Uber Has Been Banned From London

By Gary Cutlack on at

Transport for London has just taken the extraordinary step of banning Uber from London, announcing that the minicab company will not have its licence to operate renewed. The exact wording includes the bombshell that: "Uber London is not fit and proper to hold a private hire operator licence." Blimey.

This shock news means that Uber's going to be barred from running across the entire city from the end of the next week, as the ride-hailing company's current licence expires on September 30. That's amazingly good news for the city's black cab drivers, devastating news for the fleet of Uber workers, and, well, probably quite bad news for anyone who's come to rely upon the convenience of having a car magically appear to take you somewhere because you clicked on a thing on your phone two minutes ago.
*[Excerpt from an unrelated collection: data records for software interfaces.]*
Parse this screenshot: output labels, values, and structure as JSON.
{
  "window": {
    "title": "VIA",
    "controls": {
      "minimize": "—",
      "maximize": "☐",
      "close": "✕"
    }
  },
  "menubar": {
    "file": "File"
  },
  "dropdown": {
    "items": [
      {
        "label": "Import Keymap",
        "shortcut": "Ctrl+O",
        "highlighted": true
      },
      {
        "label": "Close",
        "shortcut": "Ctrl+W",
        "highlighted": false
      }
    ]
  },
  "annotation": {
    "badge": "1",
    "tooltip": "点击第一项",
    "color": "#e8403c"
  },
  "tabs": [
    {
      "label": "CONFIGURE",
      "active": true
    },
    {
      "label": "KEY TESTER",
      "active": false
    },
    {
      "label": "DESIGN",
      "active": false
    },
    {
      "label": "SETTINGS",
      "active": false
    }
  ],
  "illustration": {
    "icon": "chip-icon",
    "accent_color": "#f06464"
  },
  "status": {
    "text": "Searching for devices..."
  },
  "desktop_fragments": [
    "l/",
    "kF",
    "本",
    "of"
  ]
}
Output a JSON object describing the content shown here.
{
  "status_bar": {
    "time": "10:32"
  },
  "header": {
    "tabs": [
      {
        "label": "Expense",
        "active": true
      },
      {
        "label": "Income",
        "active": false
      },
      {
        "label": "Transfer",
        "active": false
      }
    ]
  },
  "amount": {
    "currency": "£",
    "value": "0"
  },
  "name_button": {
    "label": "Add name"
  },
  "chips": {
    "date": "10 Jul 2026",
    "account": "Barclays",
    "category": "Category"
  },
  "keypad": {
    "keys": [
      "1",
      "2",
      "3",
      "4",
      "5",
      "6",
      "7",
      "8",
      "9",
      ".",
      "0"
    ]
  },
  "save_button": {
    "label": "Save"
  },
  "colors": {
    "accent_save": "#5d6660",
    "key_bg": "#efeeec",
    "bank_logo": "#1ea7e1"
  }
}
Transport for London announced the move in a bloody tweet of all places, explaining that it's made the decision for vague reasons to do with passenger safety, accusing Uber of a "lack of corporate responsibility" when it comes to reporting issues and safety concerns.

Uber is certain to take legal steps to try to keep its business running in the city -- particularly so as launching an appeal means it can carry on operating beyond the licence expiry date while the appeals process is running -- so expect much bluster from the company over the coming hours and days.
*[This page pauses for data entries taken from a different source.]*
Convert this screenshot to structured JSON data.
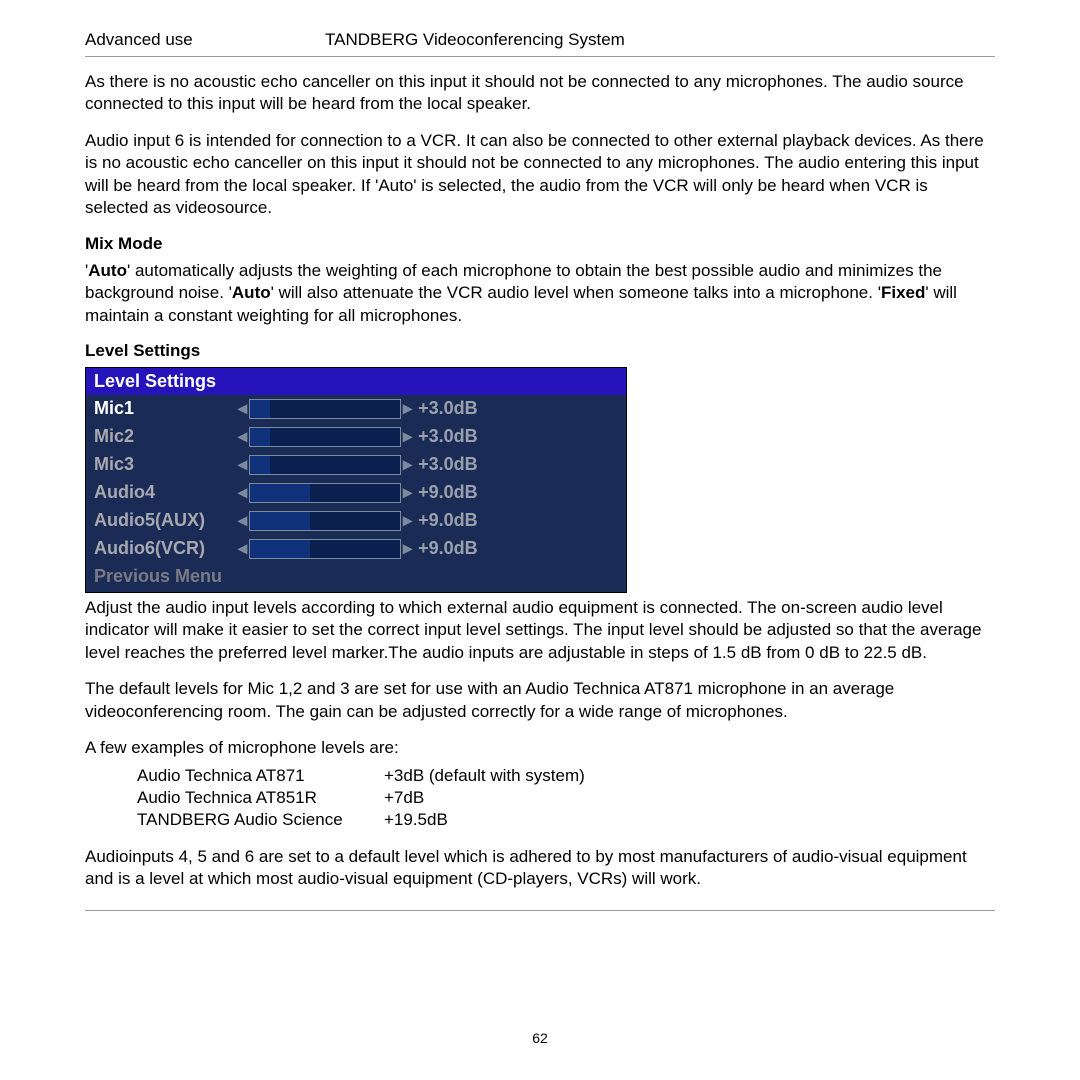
{
  "header": {
    "left": "Advanced use",
    "right": "TANDBERG Videoconferencing System"
  },
  "paragraphs": {
    "p1": "As there is no acoustic echo canceller on this input it should not be connected to any microphones. The audio source connected to this input will be heard from the local speaker.",
    "p2": "Audio input 6 is intended for connection to a VCR. It can also be connected to other external playback devices. As there is no acoustic echo canceller on this input it should not be connected to any microphones. The audio entering this input will be heard from the local speaker. If 'Auto' is selected, the audio from the VCR will only be heard when VCR is selected as videosource.",
    "mixModeTitle": "Mix Mode",
    "mix1a": "'",
    "mix1b": "Auto",
    "mix1c": "' automatically adjusts the weighting of each microphone to obtain the best possible audio and minimizes the background noise. '",
    "mix1d": "Auto",
    "mix1e": "' will also attenuate the VCR audio level when someone talks into a microphone. '",
    "mix1f": "Fixed",
    "mix1g": "' will maintain a constant weighting for all microphones.",
    "levelSettingsTitle": "Level Settings",
    "p3": "Adjust the audio input levels according to which external audio equipment is connected. The on-screen audio level indicator will make it easier to set the correct input level settings. The input level should be adjusted so that the average level reaches the preferred level marker.The audio inputs are adjustable in steps of 1.5 dB from 0 dB to 22.5 dB.",
    "p4": "The default levels for Mic 1,2 and 3 are set for use with an Audio Technica AT871 microphone in an average videoconferencing room. The gain can be adjusted correctly for a wide range of microphones.",
    "p5": "A few examples of microphone levels are:",
    "p6": "Audioinputs 4, 5 and 6 are set to a default level which is adhered to by most manufacturers of  audio-visual equipment and is a level at which most audio-visual equipment (CD-players, VCRs) will work."
  },
  "panel": {
    "title": "Level Settings",
    "rows": [
      {
        "label": "Mic1",
        "value": "+3.0dB",
        "fill": 13,
        "active": true
      },
      {
        "label": "Mic2",
        "value": "+3.0dB",
        "fill": 13,
        "active": false
      },
      {
        "label": "Mic3",
        "value": "+3.0dB",
        "fill": 13,
        "active": false
      },
      {
        "label": "Audio4",
        "value": "+9.0dB",
        "fill": 40,
        "active": false
      },
      {
        "label": "Audio5(AUX)",
        "value": "+9.0dB",
        "fill": 40,
        "active": false
      },
      {
        "label": "Audio6(VCR)",
        "value": "+9.0dB",
        "fill": 40,
        "active": false
      }
    ],
    "previous": "Previous Menu"
  },
  "micExamples": [
    {
      "name": "Audio Technica AT871",
      "level": "+3dB (default with system)"
    },
    {
      "name": "Audio Technica AT851R",
      "level": "+7dB"
    },
    {
      "name": "TANDBERG Audio Science",
      "level": "+19.5dB"
    }
  ],
  "footer": {
    "page": "62"
  }
}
Uber has indeed announced a plan to appeal, saying:

"3.5 million Londoners who use our app, and more than 40,000 licensed drivers who rely on Uber to make a living, will be astounded by this decision.
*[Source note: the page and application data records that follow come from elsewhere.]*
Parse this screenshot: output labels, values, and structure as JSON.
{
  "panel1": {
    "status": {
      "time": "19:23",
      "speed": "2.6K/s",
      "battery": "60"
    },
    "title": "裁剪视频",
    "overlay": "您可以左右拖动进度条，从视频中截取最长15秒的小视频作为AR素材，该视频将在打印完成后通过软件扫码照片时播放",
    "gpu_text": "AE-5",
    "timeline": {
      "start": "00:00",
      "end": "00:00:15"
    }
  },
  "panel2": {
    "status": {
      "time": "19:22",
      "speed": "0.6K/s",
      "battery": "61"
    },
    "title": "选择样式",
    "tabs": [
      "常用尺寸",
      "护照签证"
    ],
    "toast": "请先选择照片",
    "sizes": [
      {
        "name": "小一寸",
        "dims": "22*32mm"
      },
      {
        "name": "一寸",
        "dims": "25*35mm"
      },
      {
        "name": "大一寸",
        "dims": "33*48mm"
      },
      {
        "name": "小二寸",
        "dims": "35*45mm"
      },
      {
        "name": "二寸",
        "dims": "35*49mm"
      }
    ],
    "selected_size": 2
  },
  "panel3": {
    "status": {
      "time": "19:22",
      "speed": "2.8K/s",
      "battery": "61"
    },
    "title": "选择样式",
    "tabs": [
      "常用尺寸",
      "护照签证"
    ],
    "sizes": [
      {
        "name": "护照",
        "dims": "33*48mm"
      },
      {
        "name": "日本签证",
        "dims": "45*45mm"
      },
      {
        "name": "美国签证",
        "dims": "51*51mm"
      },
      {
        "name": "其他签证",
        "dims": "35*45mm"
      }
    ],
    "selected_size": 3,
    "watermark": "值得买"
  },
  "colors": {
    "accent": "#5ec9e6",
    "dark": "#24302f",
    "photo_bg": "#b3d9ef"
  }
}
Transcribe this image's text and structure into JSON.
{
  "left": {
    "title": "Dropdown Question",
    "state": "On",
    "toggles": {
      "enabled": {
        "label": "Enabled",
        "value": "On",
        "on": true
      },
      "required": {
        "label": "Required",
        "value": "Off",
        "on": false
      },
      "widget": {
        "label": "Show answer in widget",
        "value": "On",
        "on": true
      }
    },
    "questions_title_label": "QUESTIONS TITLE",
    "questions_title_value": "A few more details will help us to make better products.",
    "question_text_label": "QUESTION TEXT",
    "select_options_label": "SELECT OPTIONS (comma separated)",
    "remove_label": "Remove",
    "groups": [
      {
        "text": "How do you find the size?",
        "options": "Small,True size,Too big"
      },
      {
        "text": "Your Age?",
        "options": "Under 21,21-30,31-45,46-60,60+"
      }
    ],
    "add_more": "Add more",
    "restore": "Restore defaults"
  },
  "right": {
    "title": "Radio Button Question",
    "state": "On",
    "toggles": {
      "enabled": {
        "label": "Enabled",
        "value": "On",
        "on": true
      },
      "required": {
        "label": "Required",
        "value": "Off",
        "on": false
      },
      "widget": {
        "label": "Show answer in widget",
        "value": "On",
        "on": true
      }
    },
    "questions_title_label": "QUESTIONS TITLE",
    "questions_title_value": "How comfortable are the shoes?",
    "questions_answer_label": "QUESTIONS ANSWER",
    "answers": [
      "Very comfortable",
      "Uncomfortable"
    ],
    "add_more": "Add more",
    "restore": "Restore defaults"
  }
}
"By wanting to ban our app from the capital Transport for London and the Mayor have caved in to a small number of people who want to restrict consumer choice. If this decision stands, it will put more than 40,000 licensed drivers out of work and deprive Londoners of a convenient and affordable form of transport.

"To defend the livelihoods of all those drivers, and the consumer choice of millions of Londoners who use our app, we intend to immediately challenge this in the courts."

[Transport for London]

Image credit: Uber